We report the discovery of the following transient object as part of the Pan-STARRS Survey for Transients (PSST). Information on all objects discovered by the Pan-STARRS Survey for Transients is available at (see Chambers et al. arXiv:1612.05560, Huber et al. ATel #7153). We release AstroNotes for transients of note (e.g. closer than 100Mpc, unusually faint or luminous, or rapidly evolving). 

The new transient source, is likely associated with the faint, red galaxy SDSS J013257.19+182049.5. We discovered PS20gxa (AT2019aafl) on MJD 59084.52  == 2020-08-23.52, at w = 21.3 +/- 0.10. However pre-discovery detections and forced photometry show that it was first detected on MJD = 58508 at w = 21.9 +/- 0.1 and has been rising smoothly (4 intermediate epoch detections) for at least 576 days in the observed frame. 

PS20gxa is slightly offset by 0.25 arcsec south, 0.28 arcsec east from the centre of the extended source and likely host SDSS J013257.19+182049.5. At r = 21.4 (r_P1 = 21.6 in Pan-STARRS DR2) the host galaxy has no spectroscopic redshift. The SDSS DR15 photoZ is z=0.626 +/- 0.053. This would imply a current absolute magnitude of M_w = -21.8 (assuming m-M = 42.92 and A_r = 0.15) and the lighcurve implies it may still be rising. If it were at this redshift, the restframe rise time would be at least 350 days. The longest observed rise time for a superluminous supernova is around 125 days (PS1-14bj; Lunnan et al. ApJ, 831, 144). 

We note another a nearby galaxy (8.4 arcsec away), SDSS J013256.64+182047.4, with a reported spectroscopic redshift at z=0.723 on the SDSS SAS (although the features of the BOSS spectrum on which this is based are not convincing).  

The  red nature of the host, its morphology, transient offset and long rise time all point to a very luminous, high redshift transient with an extraordinarily long  rise. Given the uncertainty in the photoZ, it could concievably be beyond z > 1. Followup spectroscopic classification and photometric follow-up are encouraged. 

The discoveries from this program are a byproduct of the Pan-STARRS NEO survey observations. Operation of the Pan-STARRS1 and Pan-STARRS2 telescopes is primarily supported by the National Aeronautics and Space Administration under Grant No. NNX12AR65G and Grant No. NNX14AM74G issued through the SSO Near Earth Object Observations Program. Data are processed at Queen's University Belfast enabled through the STFC grants ST/P000312/1 and ST/T000198/1. 
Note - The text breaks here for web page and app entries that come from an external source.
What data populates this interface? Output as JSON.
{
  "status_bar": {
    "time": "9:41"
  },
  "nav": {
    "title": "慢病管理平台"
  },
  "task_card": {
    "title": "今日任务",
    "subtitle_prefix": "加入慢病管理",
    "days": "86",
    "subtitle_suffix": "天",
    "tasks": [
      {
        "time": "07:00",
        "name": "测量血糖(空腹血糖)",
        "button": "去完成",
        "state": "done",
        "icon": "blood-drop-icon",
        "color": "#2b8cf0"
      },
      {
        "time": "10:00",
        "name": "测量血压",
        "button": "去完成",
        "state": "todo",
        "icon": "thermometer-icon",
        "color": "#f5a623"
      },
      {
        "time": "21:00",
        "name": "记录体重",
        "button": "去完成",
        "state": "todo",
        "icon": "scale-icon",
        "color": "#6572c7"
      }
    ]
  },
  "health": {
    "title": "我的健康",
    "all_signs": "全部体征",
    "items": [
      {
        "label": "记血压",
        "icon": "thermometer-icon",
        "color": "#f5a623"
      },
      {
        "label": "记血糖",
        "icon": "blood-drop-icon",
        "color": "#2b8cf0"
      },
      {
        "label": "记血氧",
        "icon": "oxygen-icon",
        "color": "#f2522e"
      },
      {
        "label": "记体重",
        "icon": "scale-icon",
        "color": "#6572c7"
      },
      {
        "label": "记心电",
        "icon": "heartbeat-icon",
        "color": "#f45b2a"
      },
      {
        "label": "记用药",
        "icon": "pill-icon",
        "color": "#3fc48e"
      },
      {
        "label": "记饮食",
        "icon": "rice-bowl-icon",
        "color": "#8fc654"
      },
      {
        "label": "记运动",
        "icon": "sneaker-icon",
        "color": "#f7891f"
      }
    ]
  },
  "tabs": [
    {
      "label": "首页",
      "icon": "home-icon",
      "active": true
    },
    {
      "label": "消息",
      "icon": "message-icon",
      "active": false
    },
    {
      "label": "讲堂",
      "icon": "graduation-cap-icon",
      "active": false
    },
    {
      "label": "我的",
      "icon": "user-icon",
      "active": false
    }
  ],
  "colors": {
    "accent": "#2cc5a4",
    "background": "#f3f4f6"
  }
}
Show current TNS values
CatalogNameReported RAReported DECReported Obj-TypeReported RedshiftHost NameHost RedshiftRemarksTNS RATNS DECTNS Obj-TypeTNS Redshift
TNS2019aafl [PS20gxa]01:32:57.198+18:20:49.5501:32:57.198+18:20:49.55AGN0.811